IN DEPTH: Intersolar sees tariff fallout

Companies working in the downstream side of Europe’s solar industry are struggling to find ways to react to price hikes for PV modules in the wake of EU anti-dumping tariffs.

German system integrator Belectric today said punitive duties are the wrong way to reach cost reduction in solar power. As an immediate measure, the company said it has secured a special contingent of thin-film modules from First Solar, as those aren’t subject to import duties announced by the European Commission against Chinese PV kit.

“Through import tariffs, solar electricity is becoming more expensive at the expense of power consumers.
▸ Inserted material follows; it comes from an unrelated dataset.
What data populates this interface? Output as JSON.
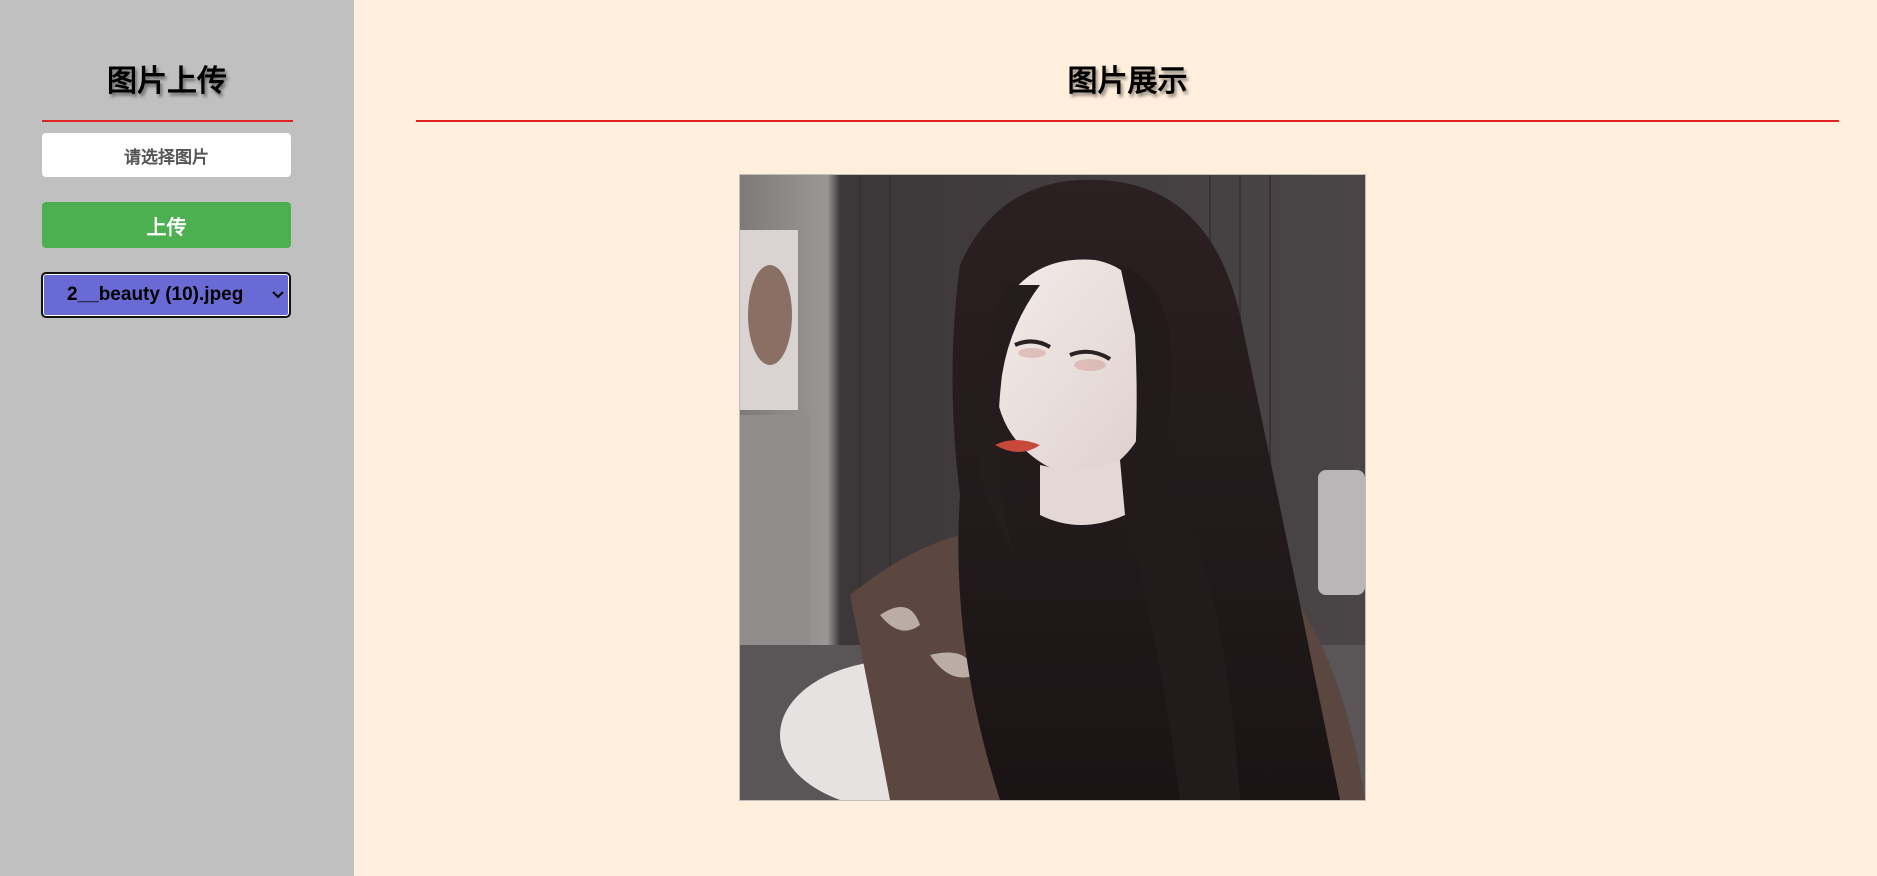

That’s the wrong signal to the German solar industry,” Belectric says in a statement.

“Even if all PV modules are imported, up to 80% of the added-value in free-field solar plants built today in Germany is done regionally. Consequently, the argument of the supporters of tariffs that duties secure jobs in Germany doesn’t hold.”

The exact contrary is the case, Belectric argues. With the imposition of punitive duties, module prices automatically rise – leading to a cost increase in PV systems.

“That endangers the competitiveness, and thus employment, in the areas of project development, installation and EPC,” the company says.

Earlier, renewables developer Juwi said the announcement of duties – in combination with cuts to PV incentives last year – means it will install less than 10MW of PV capacity in Germany this year, compared to about 100MW in 2012.

“With protective tariffs PV installations can’t be built profitably any longer in Germany and many other European countries,” Christian Hinsch, Juwi’s head of public affairs told Recharge, adding that the measure counters efforts to expand PV to become a cheap building-stone of the energy supply in German and Europe.

Sparks were flying at a discussion on the tariff issue today at the Intersolar trade fair in Munich.

Milan Nitzschke, head of the lobby group EU ProSun and vice president of embattled German PV module maker SolarWorld, argued that Chinese overcapacities backed by state financing as well as sales prices far below production costs had already led to 60 bankruptcies among PV manufacturers across Europe, costing the jobs of 50,000 people.

“In the end, there will be a Chinese monopoly,” Nitzschke warned. “And if you see that companies – state-driven – decrease prices (and) can dictate prices going down too much, you can believe me in the end they can dictate them going up again.”

Nitzschke claimed the current five-year plan of China’s government after solar modules also aims at boosting the country’s solar equipment industry. Too-cheap prices through indiscriminate state financing of any solar companies have also hurt major Chinese producers, he argued.

“I guess (Chinese PV maker) Suntech would have been very happy if they could have sold their products profitably on the market. But the Chinese government was against that. They financed an overcapacity.”

Jerry Stokes, a former head of Suntech for Europe and now the CEO of Norway-based Innotech Solar, countered that climate protection shouldn’t be left out in the discussion, and that cheap modules through competition from China have actually helped European government to move toward meeting their 2020 climate targets.

“They’ve benefitted massively from the reduction in costs,” Stokes claimed. “They’re now backed into a corner, because if duties are applied, prices go up, volumes go down, and they’re further away from meeting their national targets.”

Insisting on anti-dumping tariffs of around 50% would also counter the aim of reaching grid parity in PV, cautions Peter Desmet, managing director of Solar Clarity, a Dutch distributor of PV products.

“ It’s going to keep us at the leash of the feed-in tariffs in Europe, it’s going to keep us depending on our drug dealers, and it’s not going to help us stand on our own feet,” Desment warns.